** PROBLEM DESCRIPTION **
Return only those lines of the records below in which "name" appears.

** EXTRACTED INFORMATION **
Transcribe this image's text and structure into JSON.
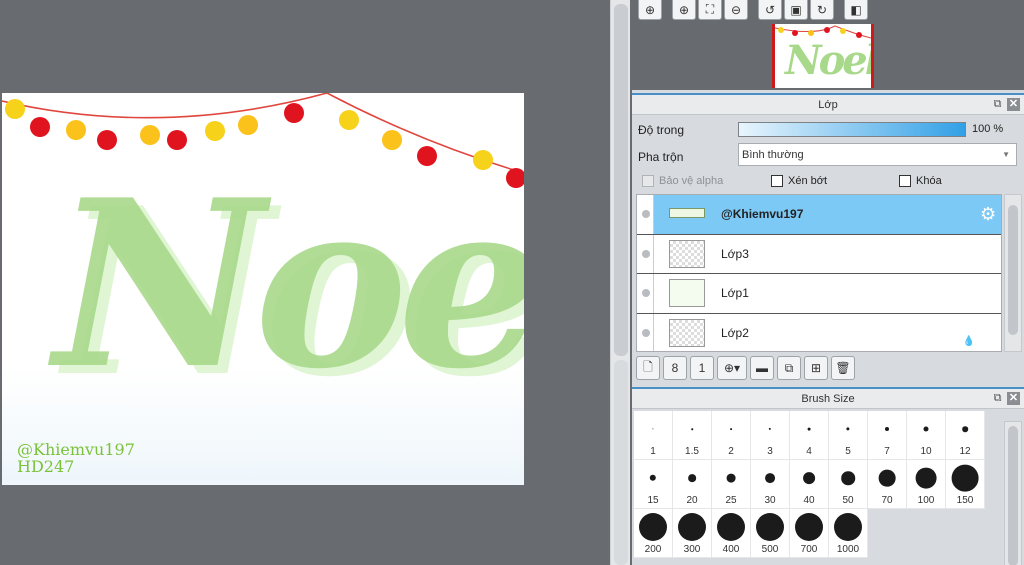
{
  "canvas": {
    "artwork_text": "Noel",
    "watermark_line1": "@Khiemvu197",
    "watermark_line2": "HD247"
  },
  "navigator": {
    "toolbar_icons": [
      "zoom-in-icon",
      "zoom-in-icon",
      "fit-screen-icon",
      "zoom-out-icon",
      "rotate-left-icon",
      "actual-size-icon",
      "rotate-right-icon",
      "flip-icon"
    ]
  },
  "layer_panel": {
    "title": "Lớp",
    "opacity_label": "Độ trong",
    "opacity_value": "100 %",
    "opacity_percent": 100,
    "blend_label": "Pha trộn",
    "blend_value": "Bình thường",
    "protect_alpha_label": "Bảo vệ alpha",
    "clipping_label": "Xén bớt",
    "lock_label": "Khóa",
    "layers": [
      {
        "name": "@Khiemvu197",
        "selected": true
      },
      {
        "name": "Lớp3",
        "selected": false
      },
      {
        "name": "Lớp1",
        "selected": false
      },
      {
        "name": "Lớp2",
        "selected": false
      }
    ]
  },
  "brush_panel": {
    "title": "Brush Size",
    "sizes": [
      "1",
      "1.5",
      "2",
      "3",
      "4",
      "5",
      "7",
      "10",
      "12",
      "15",
      "20",
      "25",
      "30",
      "40",
      "50",
      "70",
      "100",
      "150",
      "200",
      "300",
      "400",
      "500",
      "700",
      "1000"
    ]
  },
  "colors": {
    "accent": "#4a90c8",
    "selected_layer": "#7cc9f5",
    "artwork_green": "#a8d98a",
    "watermark_green": "#7bc23a"
  }
}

** RESPONSE AREA **
        "name": "@Khiemvu197",
        "name": "Lớp3",
        "name": "Lớp1",
        "name": "Lớp2",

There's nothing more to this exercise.